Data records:

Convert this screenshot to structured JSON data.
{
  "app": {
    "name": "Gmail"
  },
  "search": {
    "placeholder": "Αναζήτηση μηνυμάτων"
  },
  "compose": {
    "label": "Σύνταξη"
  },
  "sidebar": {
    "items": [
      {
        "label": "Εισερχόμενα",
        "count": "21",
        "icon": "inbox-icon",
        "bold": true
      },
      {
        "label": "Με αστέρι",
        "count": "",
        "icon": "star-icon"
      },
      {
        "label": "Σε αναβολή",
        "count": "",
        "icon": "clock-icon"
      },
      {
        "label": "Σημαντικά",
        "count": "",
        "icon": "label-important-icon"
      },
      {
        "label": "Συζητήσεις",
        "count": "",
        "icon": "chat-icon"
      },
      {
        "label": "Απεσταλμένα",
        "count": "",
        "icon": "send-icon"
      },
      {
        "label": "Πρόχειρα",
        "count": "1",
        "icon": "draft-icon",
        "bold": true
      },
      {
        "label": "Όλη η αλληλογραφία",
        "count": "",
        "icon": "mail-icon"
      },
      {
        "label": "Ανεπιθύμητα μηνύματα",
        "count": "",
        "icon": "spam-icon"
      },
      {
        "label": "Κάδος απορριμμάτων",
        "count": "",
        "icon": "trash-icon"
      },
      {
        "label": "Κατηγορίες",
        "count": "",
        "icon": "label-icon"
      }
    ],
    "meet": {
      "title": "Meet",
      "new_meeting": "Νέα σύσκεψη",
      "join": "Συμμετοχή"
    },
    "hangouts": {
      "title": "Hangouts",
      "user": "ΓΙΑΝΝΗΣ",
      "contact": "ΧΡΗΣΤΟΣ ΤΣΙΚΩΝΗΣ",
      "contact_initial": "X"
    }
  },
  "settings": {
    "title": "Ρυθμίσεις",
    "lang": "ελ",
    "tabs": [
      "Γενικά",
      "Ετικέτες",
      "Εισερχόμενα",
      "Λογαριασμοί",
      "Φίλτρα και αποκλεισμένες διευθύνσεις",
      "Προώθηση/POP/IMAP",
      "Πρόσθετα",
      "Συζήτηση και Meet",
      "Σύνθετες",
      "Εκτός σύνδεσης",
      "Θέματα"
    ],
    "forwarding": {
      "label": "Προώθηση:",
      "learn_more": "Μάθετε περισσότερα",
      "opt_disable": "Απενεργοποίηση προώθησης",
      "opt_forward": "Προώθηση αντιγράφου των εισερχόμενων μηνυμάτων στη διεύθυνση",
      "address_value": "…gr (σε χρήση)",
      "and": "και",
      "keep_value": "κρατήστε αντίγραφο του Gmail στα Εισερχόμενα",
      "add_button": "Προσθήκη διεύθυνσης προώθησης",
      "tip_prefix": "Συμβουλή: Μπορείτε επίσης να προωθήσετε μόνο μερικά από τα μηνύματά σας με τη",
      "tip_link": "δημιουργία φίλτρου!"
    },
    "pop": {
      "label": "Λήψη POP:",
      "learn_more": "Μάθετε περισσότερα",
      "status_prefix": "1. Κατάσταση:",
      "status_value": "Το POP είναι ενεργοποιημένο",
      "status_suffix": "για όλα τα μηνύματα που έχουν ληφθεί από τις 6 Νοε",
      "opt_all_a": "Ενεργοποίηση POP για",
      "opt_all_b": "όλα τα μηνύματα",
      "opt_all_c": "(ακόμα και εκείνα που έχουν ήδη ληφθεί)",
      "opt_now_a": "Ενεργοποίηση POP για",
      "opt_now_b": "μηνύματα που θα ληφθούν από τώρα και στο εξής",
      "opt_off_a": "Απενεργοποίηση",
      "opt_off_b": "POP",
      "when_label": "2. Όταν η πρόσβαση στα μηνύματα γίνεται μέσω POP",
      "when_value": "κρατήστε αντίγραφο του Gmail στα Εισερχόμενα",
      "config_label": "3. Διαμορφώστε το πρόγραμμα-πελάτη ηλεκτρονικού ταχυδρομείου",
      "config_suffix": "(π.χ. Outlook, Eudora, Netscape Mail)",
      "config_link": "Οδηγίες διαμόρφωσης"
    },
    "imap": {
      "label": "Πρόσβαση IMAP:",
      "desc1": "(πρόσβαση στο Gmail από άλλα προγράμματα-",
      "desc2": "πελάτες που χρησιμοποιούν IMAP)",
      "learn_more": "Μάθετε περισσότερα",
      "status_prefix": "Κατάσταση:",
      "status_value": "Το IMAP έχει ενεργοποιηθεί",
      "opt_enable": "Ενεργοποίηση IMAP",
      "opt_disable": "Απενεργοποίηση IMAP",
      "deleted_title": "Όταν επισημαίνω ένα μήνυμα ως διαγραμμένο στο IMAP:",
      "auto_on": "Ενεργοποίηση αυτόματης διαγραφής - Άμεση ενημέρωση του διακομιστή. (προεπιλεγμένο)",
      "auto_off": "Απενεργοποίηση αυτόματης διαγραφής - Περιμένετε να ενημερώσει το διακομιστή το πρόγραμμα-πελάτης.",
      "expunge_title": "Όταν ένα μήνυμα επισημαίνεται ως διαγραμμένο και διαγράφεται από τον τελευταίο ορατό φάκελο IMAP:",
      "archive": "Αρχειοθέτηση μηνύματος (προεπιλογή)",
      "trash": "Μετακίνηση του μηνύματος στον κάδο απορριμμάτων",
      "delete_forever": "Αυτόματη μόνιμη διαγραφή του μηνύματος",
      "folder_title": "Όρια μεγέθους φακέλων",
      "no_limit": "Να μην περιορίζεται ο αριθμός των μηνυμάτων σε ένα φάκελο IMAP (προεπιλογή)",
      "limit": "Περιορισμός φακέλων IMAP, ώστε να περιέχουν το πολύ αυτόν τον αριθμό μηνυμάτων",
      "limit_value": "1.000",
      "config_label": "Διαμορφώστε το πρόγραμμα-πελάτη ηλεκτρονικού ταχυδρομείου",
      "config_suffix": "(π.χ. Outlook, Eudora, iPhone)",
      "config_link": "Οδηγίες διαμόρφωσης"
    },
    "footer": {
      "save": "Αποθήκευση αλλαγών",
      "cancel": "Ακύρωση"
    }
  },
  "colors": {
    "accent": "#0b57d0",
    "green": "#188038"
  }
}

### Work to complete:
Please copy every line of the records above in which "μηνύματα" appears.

### Result:
        "label": "Ανεπιθύμητα μηνύματα",
      "status_suffix": "για όλα τα μηνύματα που έχουν ληφθεί από τις 6 Νοε",
      "opt_all_b": "όλα τα μηνύματα",
      "opt_now_b": "μηνύματα που θα ληφθούν από τώρα και στο εξής",
      "when_label": "2. Όταν η πρόσβαση στα μηνύματα γίνεται μέσω POP",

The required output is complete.